The Bluetooth standards body today added support for two specific data types in the Bluetooth 4.0 specification: the Health Thermometer Profile and the Heart Rate Profile. This will give rise to wireless devices that can help monitor and send health information from wearable sensors to smartphones and central monitoring systems, proving Bluetooth still has legs. Expectations for such health devices are high, predicted to be a $2.1 billion industry by the end of this year and worth $9.3 billion by 2014.
Here’s how these devices could work, according to the Bluetooth Special Interest Group:
Both the Health Thermometer Profile and the Heart Rate Profile were built to enable the wireless monitoring of body functions – in this case, body temperature and heart rate. While the Bluetooth SIG created the technology, its members, consisting of the leading health, medical and fitness device manufacturers, create the specific ways it will be used. For instance, one potential use case for the Health Thermometer Profile involves a thermometer patch that can send temperature measurements to a mobile phone every half hour to enable a parent to closely monitor the fever of a sick child without disturbing them
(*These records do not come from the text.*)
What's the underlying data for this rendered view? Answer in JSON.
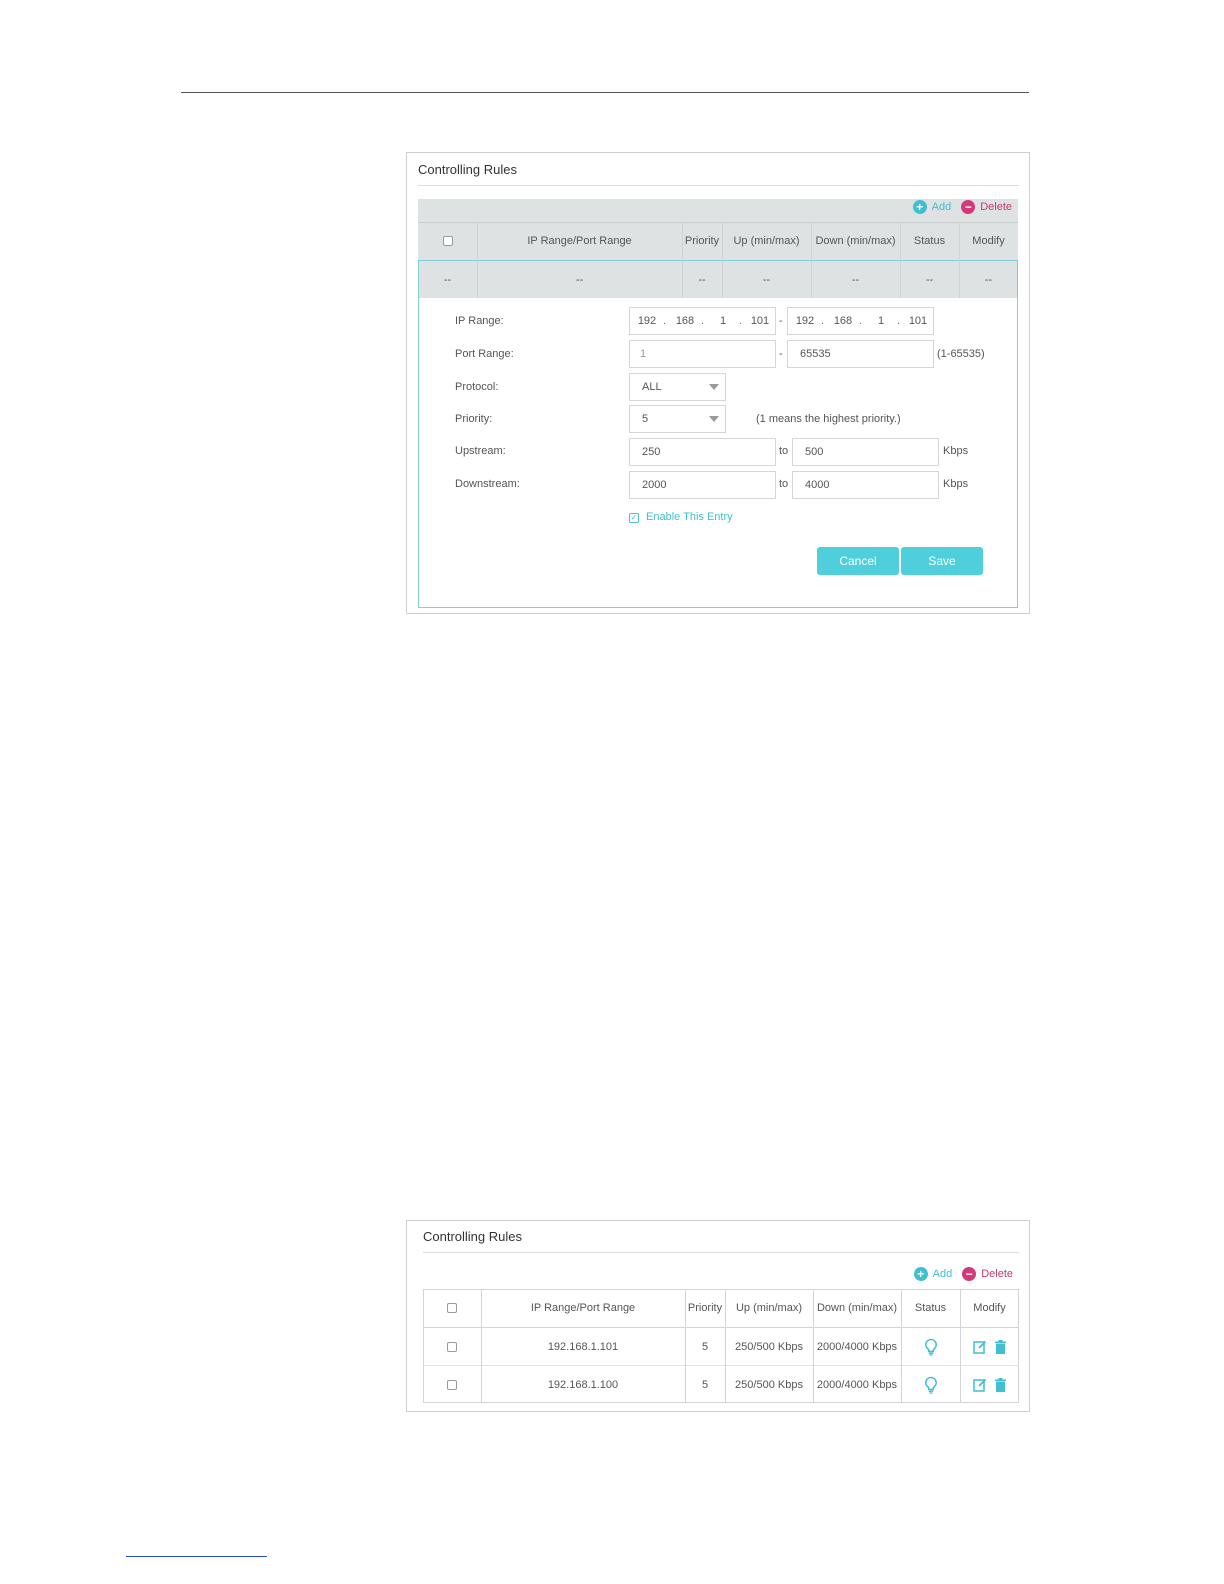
{
  "panel1": {
    "title": "Controlling Rules",
    "add_label": "Add",
    "delete_label": "Delete",
    "columns": [
      "IP Range/Port Range",
      "Priority",
      "Up (min/max)",
      "Down (min/max)",
      "Status",
      "Modify"
    ],
    "placeholder_row": [
      "--",
      "--",
      "--",
      "--",
      "--",
      "--",
      "--"
    ],
    "form": {
      "ip_range_label": "IP Range:",
      "ip_start": [
        "192",
        "168",
        "1",
        "101"
      ],
      "ip_end": [
        "192",
        "168",
        "1",
        "101"
      ],
      "dash": "-",
      "port_range_label": "Port Range:",
      "port_start": "1",
      "port_end": "65535",
      "port_hint": "(1-65535)",
      "protocol_label": "Protocol:",
      "protocol_value": "ALL",
      "priority_label": "Priority:",
      "priority_value": "5",
      "priority_hint": "(1 means the highest priority.)",
      "upstream_label": "Upstream:",
      "upstream_min": "250",
      "upstream_max": "500",
      "downstream_label": "Downstream:",
      "downstream_min": "2000",
      "downstream_max": "4000",
      "to": "to",
      "unit": "Kbps",
      "enable_label": "Enable This Entry",
      "enable_checked": true,
      "cancel_label": "Cancel",
      "save_label": "Save"
    }
  },
  "panel2": {
    "title": "Controlling Rules",
    "add_label": "Add",
    "delete_label": "Delete",
    "columns": [
      "IP Range/Port Range",
      "Priority",
      "Up (min/max)",
      "Down (min/max)",
      "Status",
      "Modify"
    ],
    "rows": [
      {
        "ip": "192.168.1.101",
        "priority": "5",
        "up": "250/500 Kbps",
        "down": "2000/4000 Kbps",
        "status_icon": "bulb-icon"
      },
      {
        "ip": "192.168.1.100",
        "priority": "5",
        "up": "250/500 Kbps",
        "down": "2000/4000 Kbps",
        "status_icon": "bulb-icon"
      }
    ]
  },
  "colors": {
    "accent": "#4fcfdc",
    "delete": "#d3387a"
  }
}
This development should squash the decade-old grumblings that Bluetooth is dead; ironically, it’s doing so by helping people live potentially longer. As my colleague Stacey pointed out in a recent GigaOM Pro article (subscription required) on the subject, the low-power wireless standard is finding its way into a number of connected consumer devices where data is only needed to travel short distances. Wearable health monitors, GPS devices and even today’s prototypes of tomorrow’s smart watches are all still leveraging Bluetooth.
I’m particularly interested in what devices will leverage these and other new profiles expected in Bluetooth 4.0: a profile to transmit blood pressure information is expected next month, for example. I run every single day (157 consecutive days and counting!) and currently carry my smartphone for both music and GPS tracking, for example. While I don’t yet use a heart rate monitor for my workouts, it’s something I’ve been considering, but I don’t want to add more power-hungry or bulky devices.
I’m expecting to see new wearable monitors with multiple sensors inside small packages that can help me track far more health aspects than today’s devices. Our mobile gadgets are gaining more sensors — think accelerometers, gyroscopes, and even barometers — but wireless standards to get that data in real-time is needed for instant feedback. Who knows, maybe the next cycle of Bluetooth-enabled sensors will actually help me improve the angle and length of my running stride.